▸ ASSIGNED TASK
Please return the whole listing exactly.

------ SOURCE MATERIAL ------

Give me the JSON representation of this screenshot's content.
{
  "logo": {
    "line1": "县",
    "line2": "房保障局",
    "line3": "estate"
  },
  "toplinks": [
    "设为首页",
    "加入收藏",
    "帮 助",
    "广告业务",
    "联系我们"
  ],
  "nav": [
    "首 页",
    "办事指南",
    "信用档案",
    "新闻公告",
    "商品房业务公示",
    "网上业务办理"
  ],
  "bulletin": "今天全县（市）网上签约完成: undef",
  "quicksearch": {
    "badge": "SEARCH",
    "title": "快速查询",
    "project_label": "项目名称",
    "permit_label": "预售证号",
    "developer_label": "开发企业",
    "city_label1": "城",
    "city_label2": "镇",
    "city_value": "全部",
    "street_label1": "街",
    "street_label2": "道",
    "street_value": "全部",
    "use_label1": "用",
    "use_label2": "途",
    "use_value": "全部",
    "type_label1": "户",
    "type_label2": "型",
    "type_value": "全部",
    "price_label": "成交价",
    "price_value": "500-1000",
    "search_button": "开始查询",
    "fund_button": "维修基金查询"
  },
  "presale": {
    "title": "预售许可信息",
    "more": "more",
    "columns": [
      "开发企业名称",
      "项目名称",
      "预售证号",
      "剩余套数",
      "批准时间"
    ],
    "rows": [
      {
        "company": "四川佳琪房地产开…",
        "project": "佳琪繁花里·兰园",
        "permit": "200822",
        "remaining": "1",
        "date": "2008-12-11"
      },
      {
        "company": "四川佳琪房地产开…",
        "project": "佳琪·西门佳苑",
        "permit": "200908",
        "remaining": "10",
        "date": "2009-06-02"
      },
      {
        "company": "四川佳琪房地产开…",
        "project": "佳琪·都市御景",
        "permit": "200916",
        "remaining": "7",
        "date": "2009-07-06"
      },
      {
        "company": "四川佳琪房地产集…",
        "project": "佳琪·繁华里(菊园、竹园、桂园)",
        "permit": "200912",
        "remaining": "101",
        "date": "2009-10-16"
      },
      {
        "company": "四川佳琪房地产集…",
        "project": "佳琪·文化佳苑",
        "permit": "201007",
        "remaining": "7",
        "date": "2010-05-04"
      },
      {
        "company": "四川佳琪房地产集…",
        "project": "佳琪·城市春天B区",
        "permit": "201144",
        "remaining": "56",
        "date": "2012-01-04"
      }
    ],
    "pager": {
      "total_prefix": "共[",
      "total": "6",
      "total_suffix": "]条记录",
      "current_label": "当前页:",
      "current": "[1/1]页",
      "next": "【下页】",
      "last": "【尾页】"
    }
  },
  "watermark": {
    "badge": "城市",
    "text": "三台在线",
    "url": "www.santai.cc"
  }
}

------

▸ FINISHED TASK
Give me the JSON representation of this screenshot's content.
{
  "logo": {
    "line1": "县",
    "line2": "房保障局",
    "line3": "estate"
  },
  "toplinks": [
    "设为首页",
    "加入收藏",
    "帮 助",
    "广告业务",
    "联系我们"
  ],
  "nav": [
    "首 页",
    "办事指南",
    "信用档案",
    "新闻公告",
    "商品房业务公示",
    "网上业务办理"
  ],
  "bulletin": "今天全县（市）网上签约完成: undef",
  "quicksearch": {
    "badge": "SEARCH",
    "title": "快速查询",
    "project_label": "项目名称",
    "permit_label": "预售证号",
    "developer_label": "开发企业",
    "city_label1": "城",
    "city_label2": "镇",
    "city_value": "全部",
    "street_label1": "街",
    "street_label2": "道",
    "street_value": "全部",
    "use_label1": "用",
    "use_label2": "途",
    "use_value": "全部",
    "type_label1": "户",
    "type_label2": "型",
    "type_value": "全部",
    "price_label": "成交价",
    "price_value": "500-1000",
    "search_button": "开始查询",
    "fund_button": "维修基金查询"
  },
  "presale": {
    "title": "预售许可信息",
    "more": "more",
    "columns": [
      "开发企业名称",
      "项目名称",
      "预售证号",
      "剩余套数",
      "批准时间"
    ],
    "rows": [
      {
        "company": "四川佳琪房地产开…",
        "project": "佳琪繁花里·兰园",
        "permit": "200822",
        "remaining": "1",
        "date": "2008-12-11"
      },
      {
        "company": "四川佳琪房地产开…",
        "project": "佳琪·西门佳苑",
        "permit": "200908",
        "remaining": "10",
        "date": "2009-06-02"
      },
      {
        "company": "四川佳琪房地产开…",
        "project": "佳琪·都市御景",
        "permit": "200916",
        "remaining": "7",
        "date": "2009-07-06"
      },
      {
        "company": "四川佳琪房地产集…",
        "project": "佳琪·繁华里(菊园、竹园、桂园)",
        "permit": "200912",
        "remaining": "101",
        "date": "2009-10-16"
      },
      {
        "company": "四川佳琪房地产集…",
        "project": "佳琪·文化佳苑",
        "permit": "201007",
        "remaining": "7",
        "date": "2010-05-04"
      },
      {
        "company": "四川佳琪房地产集…",
        "project": "佳琪·城市春天B区",
        "permit": "201144",
        "remaining": "56",
        "date": "2012-01-04"
      }
    ],
    "pager": {
      "total_prefix": "共[",
      "total": "6",
      "total_suffix": "]条记录",
      "current_label": "当前页:",
      "current": "[1/1]页",
      "next": "【下页】",
      "last": "【尾页】"
    }
  },
  "watermark": {
    "badge": "城市",
    "text": "三台在线",
    "url": "www.santai.cc"
  }
}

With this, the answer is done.